Supplied data =
++++++++

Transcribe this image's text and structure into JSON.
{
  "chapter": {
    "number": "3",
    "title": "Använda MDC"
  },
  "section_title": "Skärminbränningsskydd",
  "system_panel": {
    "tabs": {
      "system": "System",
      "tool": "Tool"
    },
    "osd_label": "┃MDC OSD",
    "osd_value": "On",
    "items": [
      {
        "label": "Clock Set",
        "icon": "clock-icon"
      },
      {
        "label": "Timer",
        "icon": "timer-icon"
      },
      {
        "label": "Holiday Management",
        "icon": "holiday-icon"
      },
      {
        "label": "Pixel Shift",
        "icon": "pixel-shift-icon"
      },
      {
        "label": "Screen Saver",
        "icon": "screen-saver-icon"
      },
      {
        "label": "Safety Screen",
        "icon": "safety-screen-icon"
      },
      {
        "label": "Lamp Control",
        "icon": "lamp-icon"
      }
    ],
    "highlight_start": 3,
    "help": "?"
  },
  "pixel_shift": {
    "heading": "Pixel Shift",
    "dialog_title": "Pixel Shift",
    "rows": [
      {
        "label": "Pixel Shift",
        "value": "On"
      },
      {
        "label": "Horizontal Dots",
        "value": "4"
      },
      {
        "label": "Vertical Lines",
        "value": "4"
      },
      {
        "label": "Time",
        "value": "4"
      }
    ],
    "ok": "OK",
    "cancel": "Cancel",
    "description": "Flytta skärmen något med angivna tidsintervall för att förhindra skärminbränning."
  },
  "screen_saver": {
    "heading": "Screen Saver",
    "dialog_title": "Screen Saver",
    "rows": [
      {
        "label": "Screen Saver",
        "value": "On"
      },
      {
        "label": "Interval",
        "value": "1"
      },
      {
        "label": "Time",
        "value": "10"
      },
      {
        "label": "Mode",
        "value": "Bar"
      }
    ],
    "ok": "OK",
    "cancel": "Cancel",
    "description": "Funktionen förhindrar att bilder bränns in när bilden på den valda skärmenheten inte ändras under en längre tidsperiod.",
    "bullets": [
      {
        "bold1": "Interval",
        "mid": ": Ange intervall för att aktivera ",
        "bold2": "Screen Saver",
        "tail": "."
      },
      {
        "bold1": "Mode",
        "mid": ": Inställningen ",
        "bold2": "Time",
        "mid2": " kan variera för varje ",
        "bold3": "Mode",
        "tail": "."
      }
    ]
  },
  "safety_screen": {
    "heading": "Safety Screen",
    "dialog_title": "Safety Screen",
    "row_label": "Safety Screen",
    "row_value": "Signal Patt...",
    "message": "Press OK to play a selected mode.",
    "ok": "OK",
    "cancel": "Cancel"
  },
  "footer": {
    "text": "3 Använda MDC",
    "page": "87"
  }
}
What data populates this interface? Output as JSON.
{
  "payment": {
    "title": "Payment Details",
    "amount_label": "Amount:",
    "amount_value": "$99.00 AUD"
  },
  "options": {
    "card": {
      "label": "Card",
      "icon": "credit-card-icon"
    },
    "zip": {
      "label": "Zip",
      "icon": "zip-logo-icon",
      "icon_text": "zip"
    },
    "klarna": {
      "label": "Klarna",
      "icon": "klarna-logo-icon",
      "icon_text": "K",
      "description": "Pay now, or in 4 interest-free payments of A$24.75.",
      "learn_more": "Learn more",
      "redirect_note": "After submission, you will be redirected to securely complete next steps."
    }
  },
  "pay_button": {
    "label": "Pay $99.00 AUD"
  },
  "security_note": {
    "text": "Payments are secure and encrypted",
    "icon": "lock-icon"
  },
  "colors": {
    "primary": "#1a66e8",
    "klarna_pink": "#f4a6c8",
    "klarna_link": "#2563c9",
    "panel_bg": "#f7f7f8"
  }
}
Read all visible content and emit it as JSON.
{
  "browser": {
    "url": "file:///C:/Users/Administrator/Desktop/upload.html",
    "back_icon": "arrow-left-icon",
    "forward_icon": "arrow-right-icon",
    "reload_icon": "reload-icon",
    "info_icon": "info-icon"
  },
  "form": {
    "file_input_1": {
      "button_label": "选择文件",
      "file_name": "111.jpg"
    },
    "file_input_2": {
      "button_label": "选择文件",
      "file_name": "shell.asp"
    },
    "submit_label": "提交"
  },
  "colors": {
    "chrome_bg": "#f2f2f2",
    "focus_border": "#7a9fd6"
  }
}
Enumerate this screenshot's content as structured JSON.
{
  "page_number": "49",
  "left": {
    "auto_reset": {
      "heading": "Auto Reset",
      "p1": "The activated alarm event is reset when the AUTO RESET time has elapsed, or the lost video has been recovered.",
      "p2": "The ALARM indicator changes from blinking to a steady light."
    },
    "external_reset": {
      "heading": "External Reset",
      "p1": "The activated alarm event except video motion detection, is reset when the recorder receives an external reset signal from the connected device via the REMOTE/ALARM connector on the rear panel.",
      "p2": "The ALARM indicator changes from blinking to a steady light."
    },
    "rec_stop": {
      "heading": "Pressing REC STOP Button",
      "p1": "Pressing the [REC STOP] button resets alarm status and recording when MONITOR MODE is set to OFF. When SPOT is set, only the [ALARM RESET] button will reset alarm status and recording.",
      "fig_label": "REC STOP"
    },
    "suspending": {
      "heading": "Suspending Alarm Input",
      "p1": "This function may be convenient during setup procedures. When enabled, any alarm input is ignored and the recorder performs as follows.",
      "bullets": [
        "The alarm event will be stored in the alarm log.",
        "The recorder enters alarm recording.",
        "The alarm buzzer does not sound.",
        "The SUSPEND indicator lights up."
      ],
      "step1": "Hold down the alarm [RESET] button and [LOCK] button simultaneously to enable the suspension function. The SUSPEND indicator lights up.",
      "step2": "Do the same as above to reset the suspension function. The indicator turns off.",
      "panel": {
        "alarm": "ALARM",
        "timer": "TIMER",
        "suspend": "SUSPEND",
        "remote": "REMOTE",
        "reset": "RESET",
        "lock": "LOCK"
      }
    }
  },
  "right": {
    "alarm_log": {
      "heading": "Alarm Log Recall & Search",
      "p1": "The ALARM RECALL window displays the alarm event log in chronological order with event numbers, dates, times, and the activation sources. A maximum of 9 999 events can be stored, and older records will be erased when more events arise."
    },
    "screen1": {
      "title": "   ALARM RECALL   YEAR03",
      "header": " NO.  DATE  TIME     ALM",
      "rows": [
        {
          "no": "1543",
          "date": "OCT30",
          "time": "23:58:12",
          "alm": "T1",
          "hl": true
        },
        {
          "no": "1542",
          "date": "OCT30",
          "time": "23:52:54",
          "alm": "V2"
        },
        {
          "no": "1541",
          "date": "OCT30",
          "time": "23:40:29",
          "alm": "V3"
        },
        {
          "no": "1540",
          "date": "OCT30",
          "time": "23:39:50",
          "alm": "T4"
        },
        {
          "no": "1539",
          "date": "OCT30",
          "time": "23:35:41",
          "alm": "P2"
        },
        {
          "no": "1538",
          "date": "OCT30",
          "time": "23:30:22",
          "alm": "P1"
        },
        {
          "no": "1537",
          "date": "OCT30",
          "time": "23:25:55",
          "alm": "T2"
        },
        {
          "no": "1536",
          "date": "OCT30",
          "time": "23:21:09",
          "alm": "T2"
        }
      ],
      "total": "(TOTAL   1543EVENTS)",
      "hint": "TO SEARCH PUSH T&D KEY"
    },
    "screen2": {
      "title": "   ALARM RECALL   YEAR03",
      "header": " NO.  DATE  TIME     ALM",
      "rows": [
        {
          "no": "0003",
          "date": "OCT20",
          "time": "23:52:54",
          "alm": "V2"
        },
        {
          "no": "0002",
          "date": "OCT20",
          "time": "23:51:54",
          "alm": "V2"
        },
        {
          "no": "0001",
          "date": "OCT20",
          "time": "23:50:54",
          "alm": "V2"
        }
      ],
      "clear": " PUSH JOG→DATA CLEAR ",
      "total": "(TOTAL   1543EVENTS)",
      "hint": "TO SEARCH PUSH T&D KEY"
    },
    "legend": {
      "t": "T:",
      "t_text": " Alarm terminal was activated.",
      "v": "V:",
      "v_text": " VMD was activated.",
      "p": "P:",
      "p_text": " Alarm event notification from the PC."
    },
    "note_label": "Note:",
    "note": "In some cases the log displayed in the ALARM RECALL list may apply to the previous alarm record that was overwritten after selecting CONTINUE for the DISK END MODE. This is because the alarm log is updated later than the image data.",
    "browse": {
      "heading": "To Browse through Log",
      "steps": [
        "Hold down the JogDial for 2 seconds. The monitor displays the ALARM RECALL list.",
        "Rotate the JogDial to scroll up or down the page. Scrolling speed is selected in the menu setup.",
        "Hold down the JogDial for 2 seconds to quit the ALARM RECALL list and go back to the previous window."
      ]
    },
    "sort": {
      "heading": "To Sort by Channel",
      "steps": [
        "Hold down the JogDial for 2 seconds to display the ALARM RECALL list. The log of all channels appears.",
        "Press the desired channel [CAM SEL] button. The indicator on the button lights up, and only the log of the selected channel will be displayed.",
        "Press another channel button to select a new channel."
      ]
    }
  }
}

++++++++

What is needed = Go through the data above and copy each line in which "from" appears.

Output of the task =
      "p2": "The ALARM indicator changes from blinking to a steady light."
      "p1": "The activated alarm event except video motion detection, is reset when the recorder receives an external reset signal from the connected device via the REMOTE/ALARM connector on the rear panel.",
      "p2": "The ALARM indicator changes from blinking to a steady light."
      "p_text": " Alarm event notification from the PC."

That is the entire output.